Once you have an action plan, make sure you have a routine in place to check it regularly.
If remaining disciplined is a known problem, an online coach may be worth it.
Overall, recognizing your problem, understanding its impact, and planning your steps is essential.
As Benjamin Franklin said, “if you fail to plan, then you are planning to fail.”
8. Your journey to student debt freedom has been more than financial. How has your life and perspective changed over the journey?
The biggest change in my life was that I went from being very career-focused to being very relationship-focused. The death of a loved one showed me that at the end of the day, my family, my friends, and other people were what I valued most.
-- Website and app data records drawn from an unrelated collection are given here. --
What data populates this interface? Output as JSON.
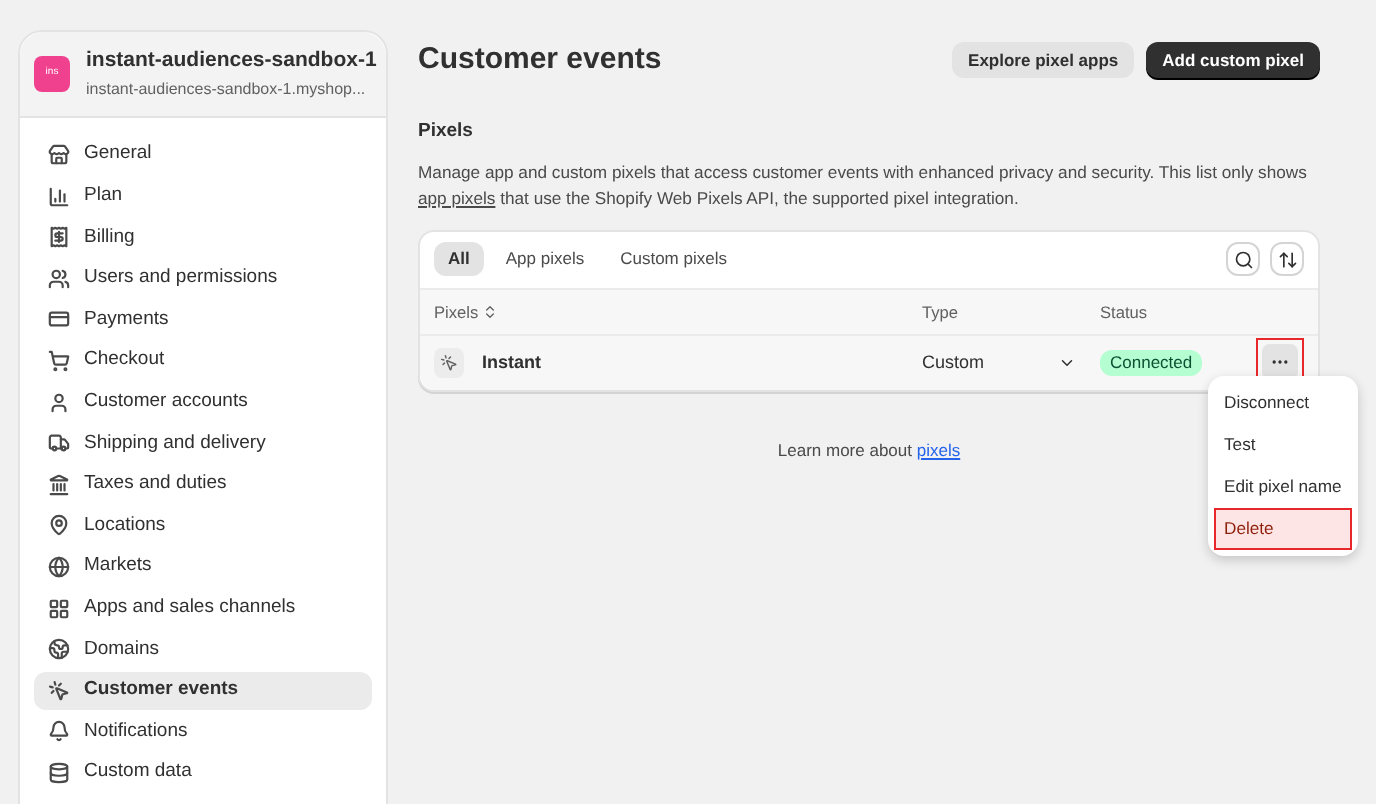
{
  "store": {
    "avatar": "ins",
    "name": "instant-audiences-sandbox-1",
    "domain": "instant-audiences-sandbox-1.myshop..."
  },
  "sidebar": {
    "items": [
      {
        "label": "General",
        "selected": false
      },
      {
        "label": "Plan",
        "selected": false
      },
      {
        "label": "Billing",
        "selected": false
      },
      {
        "label": "Users and permissions",
        "selected": false
      },
      {
        "label": "Payments",
        "selected": false
      },
      {
        "label": "Checkout",
        "selected": false
      },
      {
        "label": "Customer accounts",
        "selected": false
      },
      {
        "label": "Shipping and delivery",
        "selected": false
      },
      {
        "label": "Taxes and duties",
        "selected": false
      },
      {
        "label": "Locations",
        "selected": false
      },
      {
        "label": "Markets",
        "selected": false
      },
      {
        "label": "Apps and sales channels",
        "selected": false
      },
      {
        "label": "Domains",
        "selected": false
      },
      {
        "label": "Customer events",
        "selected": true
      },
      {
        "label": "Notifications",
        "selected": false
      },
      {
        "label": "Custom data",
        "selected": false
      }
    ]
  },
  "page": {
    "title": "Customer events",
    "buttons": [
      {
        "label": "Explore pixel apps",
        "kind": "secondary"
      },
      {
        "label": "Add custom pixel",
        "kind": "primary"
      }
    ]
  },
  "section": {
    "title": "Pixels",
    "description_before": "Manage app and custom pixels that access customer events with enhanced privacy and security. This list only shows",
    "description_link": "app pixels",
    "description_after": "that use the Shopify Web Pixels API, the supported pixel integration."
  },
  "tabs": [
    {
      "label": "All",
      "selected": true
    },
    {
      "label": "App pixels",
      "selected": false
    },
    {
      "label": "Custom pixels",
      "selected": false
    }
  ],
  "table": {
    "columns": [
      "Pixels",
      "Type",
      "Status"
    ],
    "rows": [
      {
        "name": "Instant",
        "type": "Custom",
        "status": "Connected",
        "menu_highlighted": true
      }
    ]
  },
  "footer": {
    "text": "Learn more about",
    "link": "pixels"
  },
  "menu": {
    "items": [
      {
        "label": "Disconnect",
        "kind": "normal",
        "highlighted": false
      },
      {
        "label": "Test",
        "kind": "normal",
        "highlighted": false
      },
      {
        "label": "Edit pixel name",
        "kind": "normal",
        "highlighted": false
      },
      {
        "label": "Delete",
        "kind": "destructive",
        "highlighted": true
      }
    ]
  }
}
9. What’s next for you and your blog?
I just want to compile and create useful information while tracking our journey to financial independence. I read a lot about finance and would like to share my resources with people I care about. I hope it spreads to others in need. I would just feel bad if I unintentionally kept it all to myself! It’s just like when you find a cool product that you found great value in, you’d likely share it with people you care about.
I also have a very difficult time writing and getting my thoughts down on paper, so it’s therapeutic for me to just practice and see the results. I am also hoping to connect with other people pursuing financial independence. For those thinking about it, I would like to help them on their journey.
Check out Mr. Flexcents blog, “Flexcents,” and follow him on social media: